TOKYO (Reuters) - Seiji Ozawa, Japan’s most famous conductor, is set to make a comeback in August at a music festival after taking more than a year off to recover from a spell of bad health that included bouts of pneumonia.
The former Vienna State Opera music director, 77, who before that was conductor of the Boston Symphony Orchestra, was diagnosed with esophageal cancer in January 2010 and completed treatment later that year.
Last March, he announced he would take a year-long break from conducting to recover his strength after a number of health issues but vowed to return to performing.
Ozawa is set to conduct Maurice Ravel’s opera “The Child and the Spells” at the Saito Kinen Festival in the city of Matsumoto, central Japan, in late August, said an official at the festival office.
“Maestro Ozawa said last March that he was taking a year off, and that year is almost up,” the official said, noting that it’s hard to know if the performance will truly mark Ozawa’s comeback since the performance date is so far away.
“It just so happens that this coincides with the announcement of the festival program. He may well have other performances planned before then that we just don’t know about.”
Ozawa underwent endoscopic lower back surgery in January 2011 and took a six-month break from conducting at that time.

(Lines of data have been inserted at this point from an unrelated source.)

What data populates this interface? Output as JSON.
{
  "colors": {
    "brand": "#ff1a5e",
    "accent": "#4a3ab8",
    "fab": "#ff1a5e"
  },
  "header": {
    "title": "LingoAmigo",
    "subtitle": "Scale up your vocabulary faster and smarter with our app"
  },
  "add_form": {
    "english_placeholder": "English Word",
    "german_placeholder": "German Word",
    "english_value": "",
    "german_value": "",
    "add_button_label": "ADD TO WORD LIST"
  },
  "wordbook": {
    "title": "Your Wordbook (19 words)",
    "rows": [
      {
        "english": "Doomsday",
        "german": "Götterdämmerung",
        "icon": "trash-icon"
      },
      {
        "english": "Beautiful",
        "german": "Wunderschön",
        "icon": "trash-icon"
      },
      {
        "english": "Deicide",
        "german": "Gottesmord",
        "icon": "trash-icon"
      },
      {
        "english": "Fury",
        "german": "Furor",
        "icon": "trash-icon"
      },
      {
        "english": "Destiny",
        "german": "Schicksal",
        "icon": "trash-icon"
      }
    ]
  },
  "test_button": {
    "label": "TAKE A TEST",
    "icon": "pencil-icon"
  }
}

This was followed by the announcement last March of a more extended break.
Ozawa was one of the first Asian classical musicians widely recognized abroad and has strived to revitalize the classical music scene in his native country by founding the Saito Kinen orchestra, named after his former music teacher.
Reporting by Elaine Lies; Editing by Paul Tait